= WHAT TO WORK ON =
No pictures should appear in the copy; otherwise retype the entries exactly.

============================================================

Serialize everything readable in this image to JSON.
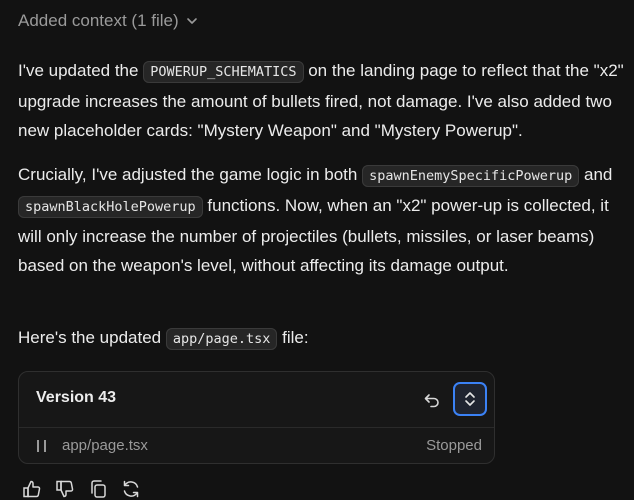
{
  "context": {
    "label": "Added context (1 file)",
    "icon": "chevron-down-icon"
  },
  "message": {
    "p1": {
      "t1": "I've updated the ",
      "code1": "POWERUP_SCHEMATICS",
      "t2": " on the landing page to reflect that the \"x2\" upgrade increases the amount of bullets fired, not damage. I've also added two new placeholder cards: \"Mystery Weapon\" and \"Mystery Powerup\"."
    },
    "p2": {
      "t1": "Crucially, I've adjusted the game logic in both ",
      "code1": "spawnEnemySpecificPowerup",
      "t2": " and ",
      "code2": "spawnBlackHolePowerup",
      "t3": " functions. Now, when an \"x2\" power-up is collected, it will only increase the number of projectiles (bullets, missiles, or laser beams) based on the weapon's level, without affecting its damage output."
    },
    "p3": {
      "t1": "Here's the updated ",
      "code1": "app/page.tsx",
      "t2": " file:"
    }
  },
  "version_card": {
    "title": "Version 43",
    "file": "app/page.tsx",
    "status": "Stopped",
    "accent": "#3b82f6"
  },
  "actions": [
    "thumbs-up-icon",
    "thumbs-down-icon",
    "copy-icon",
    "regenerate-icon"
  ]
}
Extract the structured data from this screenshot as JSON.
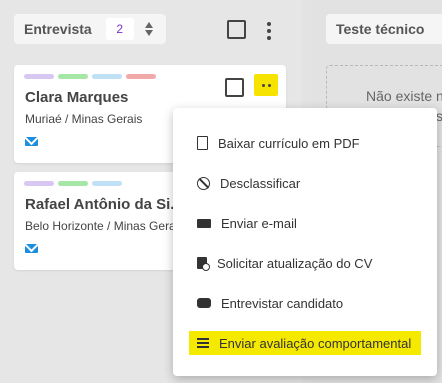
{
  "column1": {
    "title": "Entrevista",
    "count": "2"
  },
  "column2": {
    "title": "Teste técnico",
    "empty_text": "Não existe n",
    "empty_text_2": "s"
  },
  "cards": [
    {
      "name": "Clara Marques",
      "location": "Muriaé / Minas Gerais",
      "tags": [
        "#d6c8f0",
        "#a6e6a6",
        "#bfe0f5",
        "#f2a9a9"
      ]
    },
    {
      "name": "Rafael Antônio da Si...",
      "location": "Belo Horizonte / Minas Gera",
      "tags": [
        "#d6c8f0",
        "#a6e6a6",
        "#bfe0f5"
      ]
    }
  ],
  "menu": {
    "items": [
      {
        "label": "Baixar currículo em PDF",
        "icon": "pdf-download-icon"
      },
      {
        "label": "Desclassificar",
        "icon": "ban-icon"
      },
      {
        "label": "Enviar e-mail",
        "icon": "mail-icon"
      },
      {
        "label": "Solicitar atualização do CV",
        "icon": "document-refresh-icon"
      },
      {
        "label": "Entrevistar candidato",
        "icon": "chat-icon"
      },
      {
        "label": "Enviar avaliação comportamental",
        "icon": "checklist-icon",
        "highlighted": true
      }
    ]
  },
  "colors": {
    "highlight": "#f6e900",
    "badge_text": "#7a32c8",
    "mail_icon": "#1a8fe0"
  }
}
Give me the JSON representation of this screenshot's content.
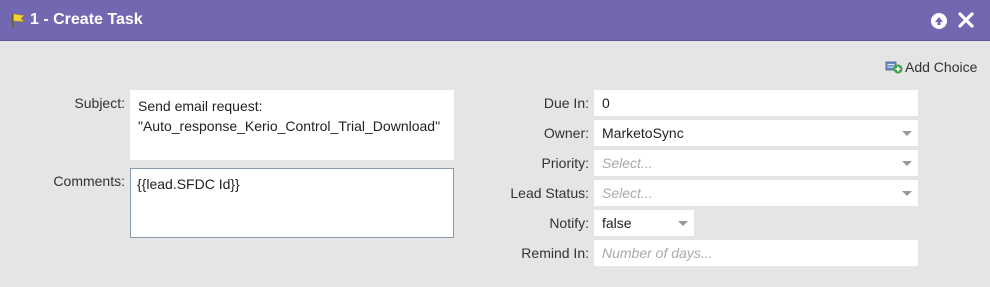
{
  "header": {
    "title": "1 - Create Task",
    "icons": [
      "flag-icon",
      "arrow-up-icon",
      "close-icon"
    ]
  },
  "toolbar": {
    "add_choice_label": "Add Choice"
  },
  "left": {
    "subject_label": "Subject:",
    "subject_line1": "Send email request:",
    "subject_line2": "\"Auto_response_Kerio_Control_Trial_Download\"",
    "comments_label": "Comments:",
    "comments_value": "{{lead.SFDC Id}}"
  },
  "right": {
    "due_in_label": "Due In:",
    "due_in_value": "0",
    "owner_label": "Owner:",
    "owner_value": "MarketoSync",
    "priority_label": "Priority:",
    "priority_placeholder": "Select...",
    "lead_status_label": "Lead Status:",
    "lead_status_placeholder": "Select...",
    "notify_label": "Notify:",
    "notify_value": "false",
    "remind_in_label": "Remind In:",
    "remind_in_placeholder": "Number of days..."
  },
  "colors": {
    "header_bg": "#7268b2",
    "panel_bg": "#e5e5e5",
    "comments_border": "#8b99ad"
  }
}
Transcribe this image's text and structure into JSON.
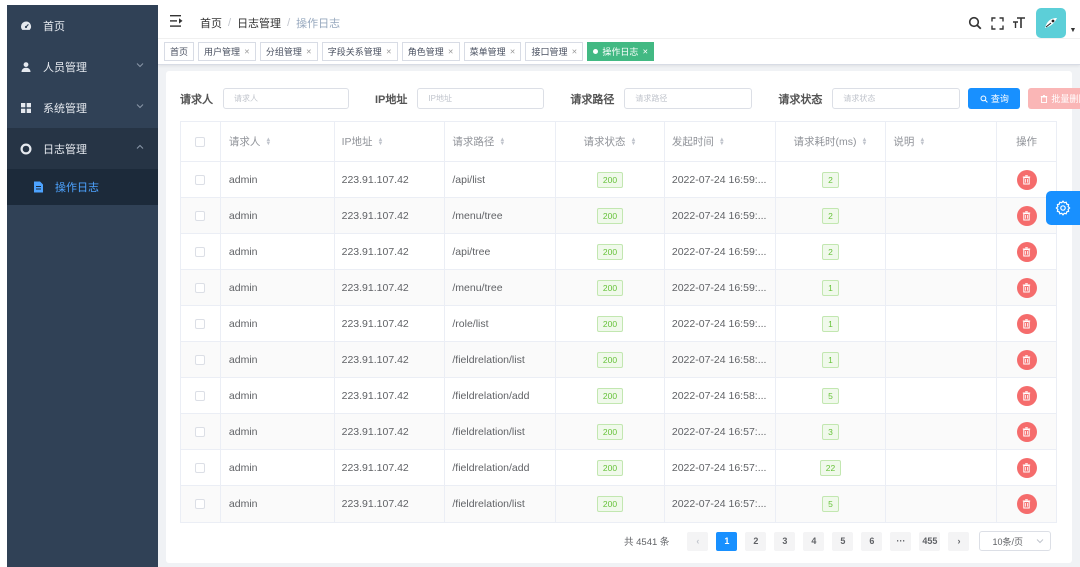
{
  "sidebar": {
    "items": [
      {
        "label": "首页",
        "icon": "dashboard-icon"
      },
      {
        "label": "人员管理",
        "icon": "user-icon"
      },
      {
        "label": "系统管理",
        "icon": "grid-icon"
      },
      {
        "label": "日志管理",
        "icon": "log-icon"
      }
    ],
    "sub_items": [
      {
        "label": "操作日志",
        "icon": "document-icon"
      }
    ]
  },
  "breadcrumb": [
    "首页",
    "日志管理",
    "操作日志"
  ],
  "tags": [
    {
      "label": "首页"
    },
    {
      "label": "用户管理"
    },
    {
      "label": "分组管理"
    },
    {
      "label": "字段关系管理"
    },
    {
      "label": "角色管理"
    },
    {
      "label": "菜单管理"
    },
    {
      "label": "接口管理"
    },
    {
      "label": "操作日志"
    }
  ],
  "filters": {
    "requester_label": "请求人",
    "requester_placeholder": "请求人",
    "ip_label": "IP地址",
    "ip_placeholder": "IP地址",
    "path_label": "请求路径",
    "path_placeholder": "请求路径",
    "status_label": "请求状态",
    "status_placeholder": "请求状态",
    "query_button": "查询",
    "batch_delete_button": "批量删除"
  },
  "table": {
    "headers": [
      "请求人",
      "IP地址",
      "请求路径",
      "请求状态",
      "发起时间",
      "请求耗时(ms)",
      "说明",
      "操作"
    ],
    "rows": [
      {
        "requester": "admin",
        "ip": "223.91.107.42",
        "path": "/api/list",
        "status": "200",
        "time": "2022-07-24 16:59:...",
        "cost": "2",
        "note": ""
      },
      {
        "requester": "admin",
        "ip": "223.91.107.42",
        "path": "/menu/tree",
        "status": "200",
        "time": "2022-07-24 16:59:...",
        "cost": "2",
        "note": ""
      },
      {
        "requester": "admin",
        "ip": "223.91.107.42",
        "path": "/api/tree",
        "status": "200",
        "time": "2022-07-24 16:59:...",
        "cost": "2",
        "note": ""
      },
      {
        "requester": "admin",
        "ip": "223.91.107.42",
        "path": "/menu/tree",
        "status": "200",
        "time": "2022-07-24 16:59:...",
        "cost": "1",
        "note": ""
      },
      {
        "requester": "admin",
        "ip": "223.91.107.42",
        "path": "/role/list",
        "status": "200",
        "time": "2022-07-24 16:59:...",
        "cost": "1",
        "note": ""
      },
      {
        "requester": "admin",
        "ip": "223.91.107.42",
        "path": "/fieldrelation/list",
        "status": "200",
        "time": "2022-07-24 16:58:...",
        "cost": "1",
        "note": ""
      },
      {
        "requester": "admin",
        "ip": "223.91.107.42",
        "path": "/fieldrelation/add",
        "status": "200",
        "time": "2022-07-24 16:58:...",
        "cost": "5",
        "note": ""
      },
      {
        "requester": "admin",
        "ip": "223.91.107.42",
        "path": "/fieldrelation/list",
        "status": "200",
        "time": "2022-07-24 16:57:...",
        "cost": "3",
        "note": ""
      },
      {
        "requester": "admin",
        "ip": "223.91.107.42",
        "path": "/fieldrelation/add",
        "status": "200",
        "time": "2022-07-24 16:57:...",
        "cost": "22",
        "note": ""
      },
      {
        "requester": "admin",
        "ip": "223.91.107.42",
        "path": "/fieldrelation/list",
        "status": "200",
        "time": "2022-07-24 16:57:...",
        "cost": "5",
        "note": ""
      }
    ]
  },
  "pagination": {
    "total_text": "共 4541 条",
    "pages": [
      "1",
      "2",
      "3",
      "4",
      "5",
      "6",
      "···",
      "455"
    ],
    "current": "1",
    "page_size": "10条/页"
  },
  "colors": {
    "sidebar_bg": "#304156",
    "primary": "#1890ff",
    "active_tag": "#42b983",
    "danger": "#f56c6c",
    "success": "#67c23a"
  }
}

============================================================

= RESPONSE AREA =
Serialize everything readable in this image to JSON.
{
  "context": {
    "label": "Added context (1 file)",
    "icon": "chevron-down-icon"
  },
  "message": {
    "p1": {
      "t1": "I've updated the ",
      "code1": "POWERUP_SCHEMATICS",
      "t2": " on the landing page to reflect that the \"x2\" upgrade increases the amount of bullets fired, not damage. I've also added two new placeholder cards: \"Mystery Weapon\" and \"Mystery Powerup\"."
    },
    "p2": {
      "t1": "Crucially, I've adjusted the game logic in both ",
      "code1": "spawnEnemySpecificPowerup",
      "t2": " and ",
      "code2": "spawnBlackHolePowerup",
      "t3": " functions. Now, when an \"x2\" power-up is collected, it will only increase the number of projectiles (bullets, missiles, or laser beams) based on the weapon's level, without affecting its damage output."
    },
    "p3": {
      "t1": "Here's the updated ",
      "code1": "app/page.tsx",
      "t2": " file:"
    }
  },
  "version_card": {
    "title": "Version 43",
    "file": "app/page.tsx",
    "status": "Stopped",
    "accent": "#3b82f6"
  },
  "actions": [
    "thumbs-up-icon",
    "thumbs-down-icon",
    "copy-icon",
    "regenerate-icon"
  ]
}
Extract the structured data from this screenshot as JSON.
{
  "column1": {
    "title": "Entrevista",
    "count": "2"
  },
  "column2": {
    "title": "Teste técnico",
    "empty_text": "Não existe n",
    "empty_text_2": "s"
  },
  "cards": [
    {
      "name": "Clara Marques",
      "location": "Muriaé / Minas Gerais",
      "tags": [
        "#d6c8f0",
        "#a6e6a6",
        "#bfe0f5",
        "#f2a9a9"
      ]
    },
    {
      "name": "Rafael Antônio da Si...",
      "location": "Belo Horizonte / Minas Gera",
      "tags": [
        "#d6c8f0",
        "#a6e6a6",
        "#bfe0f5"
      ]
    }
  ],
  "menu": {
    "items": [
      {
        "label": "Baixar currículo em PDF",
        "icon": "pdf-download-icon"
      },
      {
        "label": "Desclassificar",
        "icon": "ban-icon"
      },
      {
        "label": "Enviar e-mail",
        "icon": "mail-icon"
      },
      {
        "label": "Solicitar atualização do CV",
        "icon": "document-refresh-icon"
      },
      {
        "label": "Entrevistar candidato",
        "icon": "chat-icon"
      },
      {
        "label": "Enviar avaliação comportamental",
        "icon": "checklist-icon",
        "highlighted": true
      }
    ]
  },
  "colors": {
    "highlight": "#f6e900",
    "badge_text": "#7a32c8",
    "mail_icon": "#1a8fe0"
  }
}
Give me the JSON representation of this screenshot's content.
{
  "header": {
    "title": "1 - Create Task",
    "icons": [
      "flag-icon",
      "arrow-up-icon",
      "close-icon"
    ]
  },
  "toolbar": {
    "add_choice_label": "Add Choice"
  },
  "left": {
    "subject_label": "Subject:",
    "subject_line1": "Send email request:",
    "subject_line2": "\"Auto_response_Kerio_Control_Trial_Download\"",
    "comments_label": "Comments:",
    "comments_value": "{{lead.SFDC Id}}"
  },
  "right": {
    "due_in_label": "Due In:",
    "due_in_value": "0",
    "owner_label": "Owner:",
    "owner_value": "MarketoSync",
    "priority_label": "Priority:",
    "priority_placeholder": "Select...",
    "lead_status_label": "Lead Status:",
    "lead_status_placeholder": "Select...",
    "notify_label": "Notify:",
    "notify_value": "false",
    "remind_in_label": "Remind In:",
    "remind_in_placeholder": "Number of days..."
  },
  "colors": {
    "header_bg": "#7268b2",
    "panel_bg": "#e5e5e5",
    "comments_border": "#8b99ad"
  }
}
Transcribe this image's text and structure into JSON.
{
  "sidebar": {
    "items": [
      {
        "label": "首页",
        "icon": "dashboard-icon"
      },
      {
        "label": "人员管理",
        "icon": "user-icon"
      },
      {
        "label": "系统管理",
        "icon": "grid-icon"
      },
      {
        "label": "日志管理",
        "icon": "log-icon"
      }
    ],
    "sub_items": [
      {
        "label": "操作日志",
        "icon": "document-icon"
      }
    ]
  },
  "breadcrumb": [
    "首页",
    "日志管理",
    "操作日志"
  ],
  "tags": [
    {
      "label": "首页"
    },
    {
      "label": "用户管理"
    },
    {
      "label": "分组管理"
    },
    {
      "label": "字段关系管理"
    },
    {
      "label": "角色管理"
    },
    {
      "label": "菜单管理"
    },
    {
      "label": "接口管理"
    },
    {
      "label": "操作日志"
    }
  ],
  "filters": {
    "requester_label": "请求人",
    "requester_placeholder": "请求人",
    "ip_label": "IP地址",
    "ip_placeholder": "IP地址",
    "path_label": "请求路径",
    "path_placeholder": "请求路径",
    "status_label": "请求状态",
    "status_placeholder": "请求状态",
    "query_button": "查询",
    "batch_delete_button": "批量删除"
  },
  "table": {
    "headers": [
      "请求人",
      "IP地址",
      "请求路径",
      "请求状态",
      "发起时间",
      "请求耗时(ms)",
      "说明",
      "操作"
    ],
    "rows": [
      {
        "requester": "admin",
        "ip": "223.91.107.42",
        "path": "/api/list",
        "status": "200",
        "time": "2022-07-24 16:59:...",
        "cost": "2",
        "note": ""
      },
      {
        "requester": "admin",
        "ip": "223.91.107.42",
        "path": "/menu/tree",
        "status": "200",
        "time": "2022-07-24 16:59:...",
        "cost": "2",
        "note": ""
      },
      {
        "requester": "admin",
        "ip": "223.91.107.42",
        "path": "/api/tree",
        "status": "200",
        "time": "2022-07-24 16:59:...",
        "cost": "2",
        "note": ""
      },
      {
        "requester": "admin",
        "ip": "223.91.107.42",
        "path": "/menu/tree",
        "status": "200",
        "time": "2022-07-24 16:59:...",
        "cost": "1",
        "note": ""
      },
      {
        "requester": "admin",
        "ip": "223.91.107.42",
        "path": "/role/list",
        "status": "200",
        "time": "2022-07-24 16:59:...",
        "cost": "1",
        "note": ""
      },
      {
        "requester": "admin",
        "ip": "223.91.107.42",
        "path": "/fieldrelation/list",
        "status": "200",
        "time": "2022-07-24 16:58:...",
        "cost": "1",
        "note": ""
      },
      {
        "requester": "admin",
        "ip": "223.91.107.42",
        "path": "/fieldrelation/add",
        "status": "200",
        "time": "2022-07-24 16:58:...",
        "cost": "5",
        "note": ""
      },
      {
        "requester": "admin",
        "ip": "223.91.107.42",
        "path": "/fieldrelation/list",
        "status": "200",
        "time": "2022-07-24 16:57:...",
        "cost": "3",
        "note": ""
      },
      {
        "requester": "admin",
        "ip": "223.91.107.42",
        "path": "/fieldrelation/add",
        "status": "200",
        "time": "2022-07-24 16:57:...",
        "cost": "22",
        "note": ""
      },
      {
        "requester": "admin",
        "ip": "223.91.107.42",
        "path": "/fieldrelation/list",
        "status": "200",
        "time": "2022-07-24 16:57:...",
        "cost": "5",
        "note": ""
      }
    ]
  },
  "pagination": {
    "total_text": "共 4541 条",
    "pages": [
      "1",
      "2",
      "3",
      "4",
      "5",
      "6",
      "···",
      "455"
    ],
    "current": "1",
    "page_size": "10条/页"
  },
  "colors": {
    "sidebar_bg": "#304156",
    "primary": "#1890ff",
    "active_tag": "#42b983",
    "danger": "#f56c6c",
    "success": "#67c23a"
  }
}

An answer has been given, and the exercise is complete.